- **PROBLEM STATEMENT**
The records below are to be reproduced exactly, with the pictures left out.

- **RECORDS**
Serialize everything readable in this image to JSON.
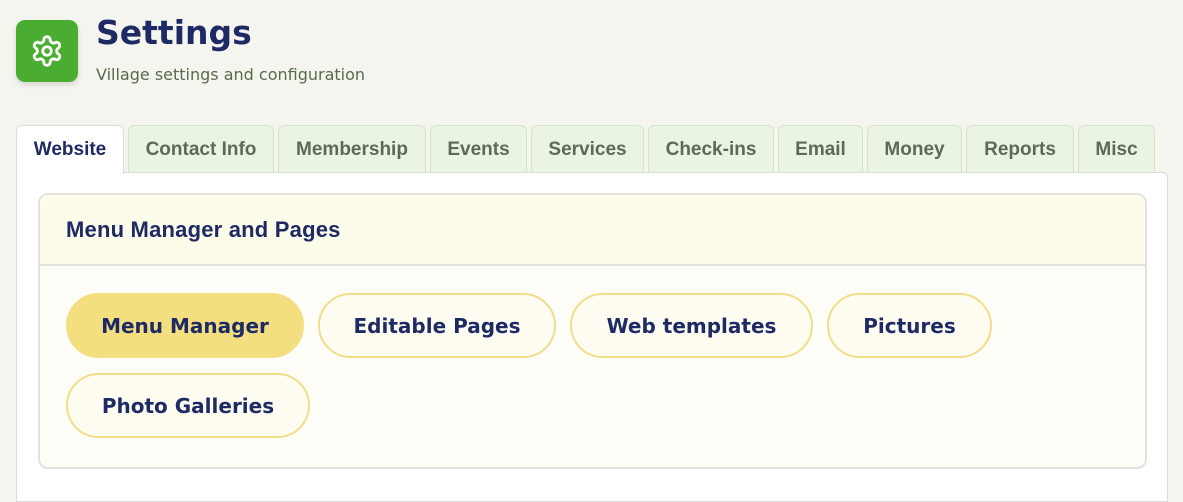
{
  "header": {
    "icon": "gear-icon",
    "accent": "#4aad32",
    "title": "Settings",
    "subtitle": "Village settings and configuration"
  },
  "tabs": [
    {
      "label": "Website",
      "active": true
    },
    {
      "label": "Contact Info",
      "active": false
    },
    {
      "label": "Membership",
      "active": false
    },
    {
      "label": "Events",
      "active": false
    },
    {
      "label": "Services",
      "active": false
    },
    {
      "label": "Check-ins",
      "active": false
    },
    {
      "label": "Email",
      "active": false
    },
    {
      "label": "Money",
      "active": false
    },
    {
      "label": "Reports",
      "active": false
    },
    {
      "label": "Misc",
      "active": false
    }
  ],
  "card": {
    "title": "Menu Manager and Pages",
    "buttons": [
      {
        "label": "Menu Manager",
        "active": true
      },
      {
        "label": "Editable Pages",
        "active": false
      },
      {
        "label": "Web templates",
        "active": false
      },
      {
        "label": "Pictures",
        "active": false
      },
      {
        "label": "Photo Galleries",
        "active": false
      }
    ]
  },
  "colors": {
    "title": "#1d2a64",
    "active_pill": "#f4df80",
    "pill_border": "#f2dd8a",
    "tab_background": "#eaf4e2"
  }
}
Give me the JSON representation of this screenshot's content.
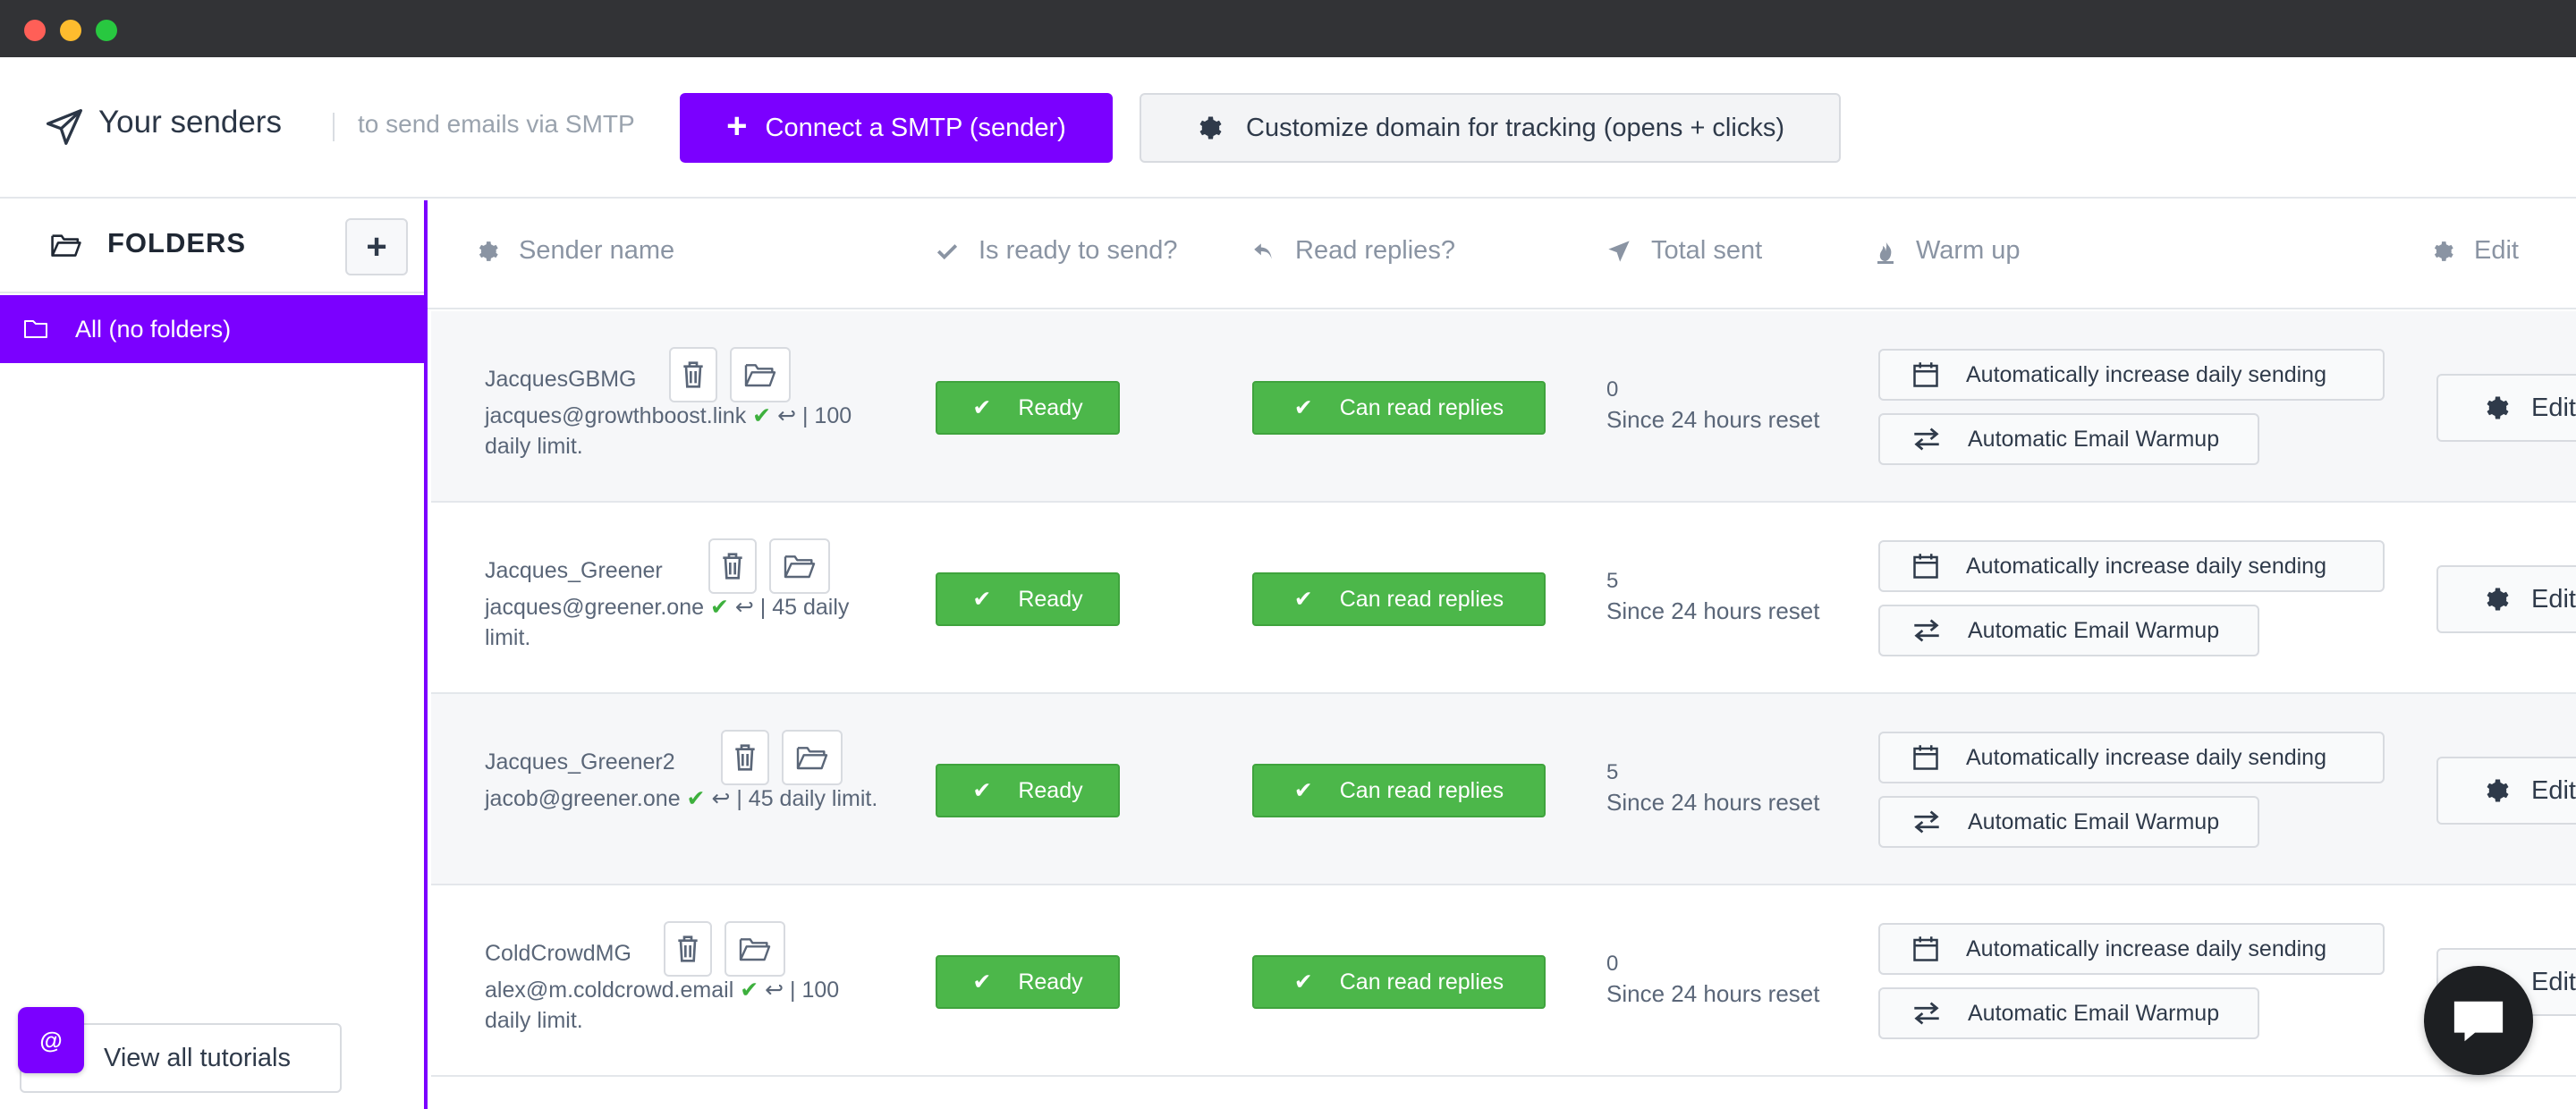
{
  "window": {
    "controls": [
      "close",
      "minimize",
      "maximize"
    ]
  },
  "header": {
    "title": "Your senders",
    "subtitle": "to send emails via SMTP",
    "connect_label": "Connect a SMTP (sender)",
    "customize_label": "Customize domain for tracking (opens + clicks)",
    "icons": {
      "title": "paper-plane-icon",
      "connect": "plus-icon",
      "customize": "gear-icon"
    }
  },
  "sidebar": {
    "folders_label": "FOLDERS",
    "add_folder_label": "+",
    "all_folder_label": "All (no folders)",
    "tutorials_label": "View all tutorials",
    "badge_label": "@"
  },
  "table": {
    "columns": [
      "Sender name",
      "Is ready to send?",
      "Read replies?",
      "Total sent",
      "Warm up",
      "Edit"
    ],
    "rows": [
      {
        "name": "JacquesGBMG",
        "email": "jacques@growthboost.link",
        "limit_text": "| 100 daily limit.",
        "ready_label": "Ready",
        "replies_label": "Can read replies",
        "total_sent": "0",
        "sent_note": "Since 24 hours reset",
        "warm1_label": "Automatically increase daily sending",
        "warm2_label": "Automatic Email Warmup",
        "edit_label": "Edit"
      },
      {
        "name": "Jacques_Greener",
        "email": "jacques@greener.one",
        "limit_text": "| 45 daily limit.",
        "ready_label": "Ready",
        "replies_label": "Can read replies",
        "total_sent": "5",
        "sent_note": "Since 24 hours reset",
        "warm1_label": "Automatically increase daily sending",
        "warm2_label": "Automatic Email Warmup",
        "edit_label": "Edit"
      },
      {
        "name": "Jacques_Greener2",
        "email": "jacob@greener.one",
        "limit_text": "| 45 daily limit.",
        "ready_label": "Ready",
        "replies_label": "Can read replies",
        "total_sent": "5",
        "sent_note": "Since 24 hours reset",
        "warm1_label": "Automatically increase daily sending",
        "warm2_label": "Automatic Email Warmup",
        "edit_label": "Edit"
      },
      {
        "name": "ColdCrowdMG",
        "email": "alex@m.coldcrowd.email",
        "limit_text": "| 100 daily limit.",
        "ready_label": "Ready",
        "replies_label": "Can read replies",
        "total_sent": "0",
        "sent_note": "Since 24 hours reset",
        "warm1_label": "Automatically increase daily sending",
        "warm2_label": "Automatic Email Warmup",
        "edit_label": "Edit"
      }
    ]
  },
  "colors": {
    "accent": "#7b00ff",
    "success": "#4cb74a",
    "titlebar": "#323336"
  }
}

- **TASK SOLUTION**
Serialize everything readable in this image to JSON.
{
  "header": {
    "icon": "gear-icon",
    "accent": "#4aad32",
    "title": "Settings",
    "subtitle": "Village settings and configuration"
  },
  "tabs": [
    {
      "label": "Website",
      "active": true
    },
    {
      "label": "Contact Info",
      "active": false
    },
    {
      "label": "Membership",
      "active": false
    },
    {
      "label": "Events",
      "active": false
    },
    {
      "label": "Services",
      "active": false
    },
    {
      "label": "Check-ins",
      "active": false
    },
    {
      "label": "Email",
      "active": false
    },
    {
      "label": "Money",
      "active": false
    },
    {
      "label": "Reports",
      "active": false
    },
    {
      "label": "Misc",
      "active": false
    }
  ],
  "card": {
    "title": "Menu Manager and Pages",
    "buttons": [
      {
        "label": "Menu Manager",
        "active": true
      },
      {
        "label": "Editable Pages",
        "active": false
      },
      {
        "label": "Web templates",
        "active": false
      },
      {
        "label": "Pictures",
        "active": false
      },
      {
        "label": "Photo Galleries",
        "active": false
      }
    ]
  },
  "colors": {
    "title": "#1d2a64",
    "active_pill": "#f4df80",
    "pill_border": "#f2dd8a",
    "tab_background": "#eaf4e2"
  }
}
Give me the JSON representation of this screenshot's content.
{
  "window": {
    "controls": [
      "close",
      "minimize",
      "maximize"
    ]
  },
  "header": {
    "title": "Your senders",
    "subtitle": "to send emails via SMTP",
    "connect_label": "Connect a SMTP (sender)",
    "customize_label": "Customize domain for tracking (opens + clicks)",
    "icons": {
      "title": "paper-plane-icon",
      "connect": "plus-icon",
      "customize": "gear-icon"
    }
  },
  "sidebar": {
    "folders_label": "FOLDERS",
    "add_folder_label": "+",
    "all_folder_label": "All (no folders)",
    "tutorials_label": "View all tutorials",
    "badge_label": "@"
  },
  "table": {
    "columns": [
      "Sender name",
      "Is ready to send?",
      "Read replies?",
      "Total sent",
      "Warm up",
      "Edit"
    ],
    "rows": [
      {
        "name": "JacquesGBMG",
        "email": "jacques@growthboost.link",
        "limit_text": "| 100 daily limit.",
        "ready_label": "Ready",
        "replies_label": "Can read replies",
        "total_sent": "0",
        "sent_note": "Since 24 hours reset",
        "warm1_label": "Automatically increase daily sending",
        "warm2_label": "Automatic Email Warmup",
        "edit_label": "Edit"
      },
      {
        "name": "Jacques_Greener",
        "email": "jacques@greener.one",
        "limit_text": "| 45 daily limit.",
        "ready_label": "Ready",
        "replies_label": "Can read replies",
        "total_sent": "5",
        "sent_note": "Since 24 hours reset",
        "warm1_label": "Automatically increase daily sending",
        "warm2_label": "Automatic Email Warmup",
        "edit_label": "Edit"
      },
      {
        "name": "Jacques_Greener2",
        "email": "jacob@greener.one",
        "limit_text": "| 45 daily limit.",
        "ready_label": "Ready",
        "replies_label": "Can read replies",
        "total_sent": "5",
        "sent_note": "Since 24 hours reset",
        "warm1_label": "Automatically increase daily sending",
        "warm2_label": "Automatic Email Warmup",
        "edit_label": "Edit"
      },
      {
        "name": "ColdCrowdMG",
        "email": "alex@m.coldcrowd.email",
        "limit_text": "| 100 daily limit.",
        "ready_label": "Ready",
        "replies_label": "Can read replies",
        "total_sent": "0",
        "sent_note": "Since 24 hours reset",
        "warm1_label": "Automatically increase daily sending",
        "warm2_label": "Automatic Email Warmup",
        "edit_label": "Edit"
      }
    ]
  },
  "colors": {
    "accent": "#7b00ff",
    "success": "#4cb74a",
    "titlebar": "#323336"
  }
}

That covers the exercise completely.